▶ **AIM OF THE EXERCISE**
Could you retype every line below exactly, omitting the images?

▶ **App and web page records**
--- START ---
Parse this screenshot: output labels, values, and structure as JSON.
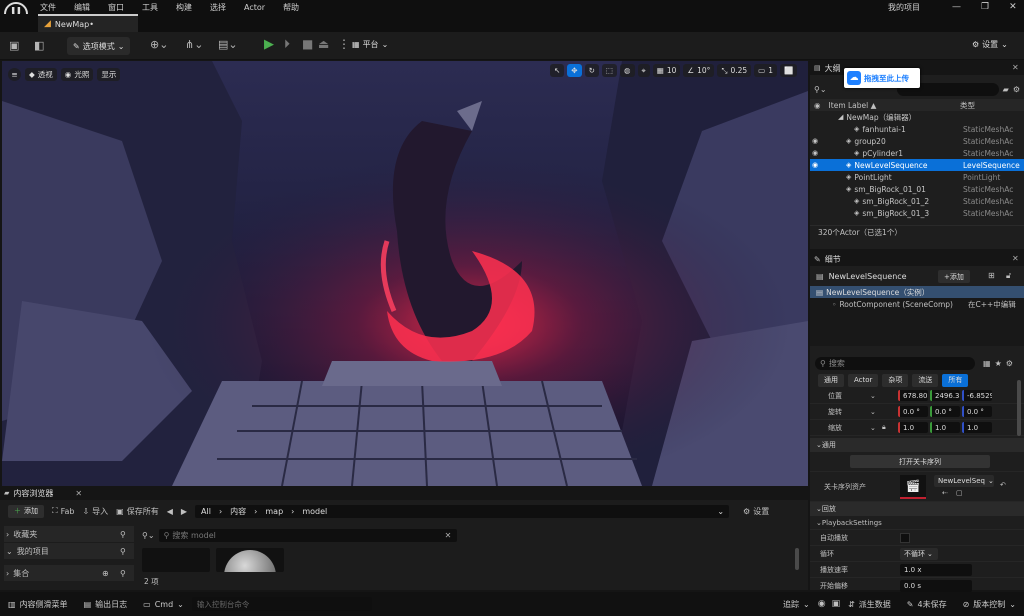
{
  "menu": {
    "items": [
      "文件",
      "编辑",
      "窗口",
      "工具",
      "构建",
      "选择",
      "Actor",
      "帮助"
    ],
    "project": "我的项目"
  },
  "tab": {
    "label": "NewMap•"
  },
  "toolbar": {
    "mode": "选项模式",
    "platform": "平台",
    "settings": "设置"
  },
  "viewport": {
    "perspective": "透视",
    "lighting": "光照",
    "show": "显示",
    "grid": "10",
    "angle": "10°",
    "scale": "0.25",
    "cam": "1"
  },
  "upload": {
    "label": "拖拽至此上传"
  },
  "outliner": {
    "title": "大纲",
    "col_label": "Item Label ▲",
    "col_type": "类型",
    "rows": [
      {
        "label": "NewMap（编辑器）",
        "type": "",
        "indent": 0,
        "eye": false,
        "sel": false
      },
      {
        "label": "fanhuntai-1",
        "type": "StaticMeshAc",
        "indent": 2,
        "eye": false,
        "sel": false
      },
      {
        "label": "group20",
        "type": "StaticMeshAc",
        "indent": 1,
        "eye": true,
        "sel": false
      },
      {
        "label": "pCylinder1",
        "type": "StaticMeshAc",
        "indent": 2,
        "eye": true,
        "sel": false
      },
      {
        "label": "NewLevelSequence",
        "type": "LevelSequence",
        "indent": 1,
        "eye": true,
        "sel": true
      },
      {
        "label": "PointLight",
        "type": "PointLight",
        "indent": 1,
        "eye": false,
        "sel": false
      },
      {
        "label": "sm_BigRock_01_01",
        "type": "StaticMeshAc",
        "indent": 1,
        "eye": false,
        "sel": false
      },
      {
        "label": "sm_BigRock_01_2",
        "type": "StaticMeshAc",
        "indent": 2,
        "eye": false,
        "sel": false
      },
      {
        "label": "sm_BigRock_01_3",
        "type": "StaticMeshAc",
        "indent": 2,
        "eye": false,
        "sel": false
      }
    ],
    "count": "320个Actor（已选1个）"
  },
  "details": {
    "title": "细节",
    "object": "NewLevelSequence",
    "add": "+添加",
    "comp_instance": "NewLevelSequence（实例）",
    "comp_root": "RootComponent (SceneComp)",
    "comp_edit": "在C++中编辑",
    "search": "搜索",
    "filters": [
      "通用",
      "Actor",
      "杂项",
      "流送",
      "所有"
    ],
    "location_label": "位置",
    "location": [
      "678.801",
      "2496.38",
      "-6.8529"
    ],
    "rotation_label": "旋转",
    "rotation": [
      "0.0 °",
      "0.0 °",
      "0.0 °"
    ],
    "scale_label": "缩放",
    "scale": [
      "1.0",
      "1.0",
      "1.0"
    ],
    "general_section": "通用",
    "open_sequence": "打开关卡序列",
    "sequence_asset_label": "关卡序列资产",
    "sequence_asset": "NewLevelSeq",
    "callback_section": "回放",
    "playback_section": "PlaybackSettings",
    "autoplay": "自动播放",
    "loop_label": "循环",
    "loop_value": "不循环",
    "rate_label": "播放速率",
    "rate_value": "1.0 x",
    "offset_label": "开始偏移",
    "offset_value": "0.0 s"
  },
  "content": {
    "title": "内容浏览器",
    "add": "添加",
    "fab": "Fab",
    "import": "导入",
    "save_all": "保存所有",
    "path": [
      "All",
      "内容",
      "map",
      "model"
    ],
    "settings": "设置",
    "favorites": "收藏夹",
    "my_project": "我的项目",
    "collections": "集合",
    "search_placeholder": "搜索 model",
    "item_count": "2 项"
  },
  "status": {
    "drawer": "内容侧滑菜单",
    "log": "输出日志",
    "cmd": "Cmd",
    "console_placeholder": "输入控制台命令",
    "trace": "追踪",
    "derived": "派生数据",
    "unsaved": "4未保存",
    "source": "版本控制"
  }
}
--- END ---
▶ **SOLUTION FOR THIS TASK**
Parse this screenshot: output labels, values, and structure as JSON.
{
  "menu": {
    "items": [
      "文件",
      "编辑",
      "窗口",
      "工具",
      "构建",
      "选择",
      "Actor",
      "帮助"
    ],
    "project": "我的项目"
  },
  "tab": {
    "label": "NewMap•"
  },
  "toolbar": {
    "mode": "选项模式",
    "platform": "平台",
    "settings": "设置"
  },
  "viewport": {
    "perspective": "透视",
    "lighting": "光照",
    "show": "显示",
    "grid": "10",
    "angle": "10°",
    "scale": "0.25",
    "cam": "1"
  },
  "upload": {
    "label": "拖拽至此上传"
  },
  "outliner": {
    "title": "大纲",
    "col_label": "Item Label ▲",
    "col_type": "类型",
    "rows": [
      {
        "label": "NewMap（编辑器）",
        "type": "",
        "indent": 0,
        "eye": false,
        "sel": false
      },
      {
        "label": "fanhuntai-1",
        "type": "StaticMeshAc",
        "indent": 2,
        "eye": false,
        "sel": false
      },
      {
        "label": "group20",
        "type": "StaticMeshAc",
        "indent": 1,
        "eye": true,
        "sel": false
      },
      {
        "label": "pCylinder1",
        "type": "StaticMeshAc",
        "indent": 2,
        "eye": true,
        "sel": false
      },
      {
        "label": "NewLevelSequence",
        "type": "LevelSequence",
        "indent": 1,
        "eye": true,
        "sel": true
      },
      {
        "label": "PointLight",
        "type": "PointLight",
        "indent": 1,
        "eye": false,
        "sel": false
      },
      {
        "label": "sm_BigRock_01_01",
        "type": "StaticMeshAc",
        "indent": 1,
        "eye": false,
        "sel": false
      },
      {
        "label": "sm_BigRock_01_2",
        "type": "StaticMeshAc",
        "indent": 2,
        "eye": false,
        "sel": false
      },
      {
        "label": "sm_BigRock_01_3",
        "type": "StaticMeshAc",
        "indent": 2,
        "eye": false,
        "sel": false
      }
    ],
    "count": "320个Actor（已选1个）"
  },
  "details": {
    "title": "细节",
    "object": "NewLevelSequence",
    "add": "+添加",
    "comp_instance": "NewLevelSequence（实例）",
    "comp_root": "RootComponent (SceneComp)",
    "comp_edit": "在C++中编辑",
    "search": "搜索",
    "filters": [
      "通用",
      "Actor",
      "杂项",
      "流送",
      "所有"
    ],
    "location_label": "位置",
    "location": [
      "678.801",
      "2496.38",
      "-6.8529"
    ],
    "rotation_label": "旋转",
    "rotation": [
      "0.0 °",
      "0.0 °",
      "0.0 °"
    ],
    "scale_label": "缩放",
    "scale": [
      "1.0",
      "1.0",
      "1.0"
    ],
    "general_section": "通用",
    "open_sequence": "打开关卡序列",
    "sequence_asset_label": "关卡序列资产",
    "sequence_asset": "NewLevelSeq",
    "callback_section": "回放",
    "playback_section": "PlaybackSettings",
    "autoplay": "自动播放",
    "loop_label": "循环",
    "loop_value": "不循环",
    "rate_label": "播放速率",
    "rate_value": "1.0 x",
    "offset_label": "开始偏移",
    "offset_value": "0.0 s"
  },
  "content": {
    "title": "内容浏览器",
    "add": "添加",
    "fab": "Fab",
    "import": "导入",
    "save_all": "保存所有",
    "path": [
      "All",
      "内容",
      "map",
      "model"
    ],
    "settings": "设置",
    "favorites": "收藏夹",
    "my_project": "我的项目",
    "collections": "集合",
    "search_placeholder": "搜索 model",
    "item_count": "2 项"
  },
  "status": {
    "drawer": "内容侧滑菜单",
    "log": "输出日志",
    "cmd": "Cmd",
    "console_placeholder": "输入控制台命令",
    "trace": "追踪",
    "derived": "派生数据",
    "unsaved": "4未保存",
    "source": "版本控制"
  }
}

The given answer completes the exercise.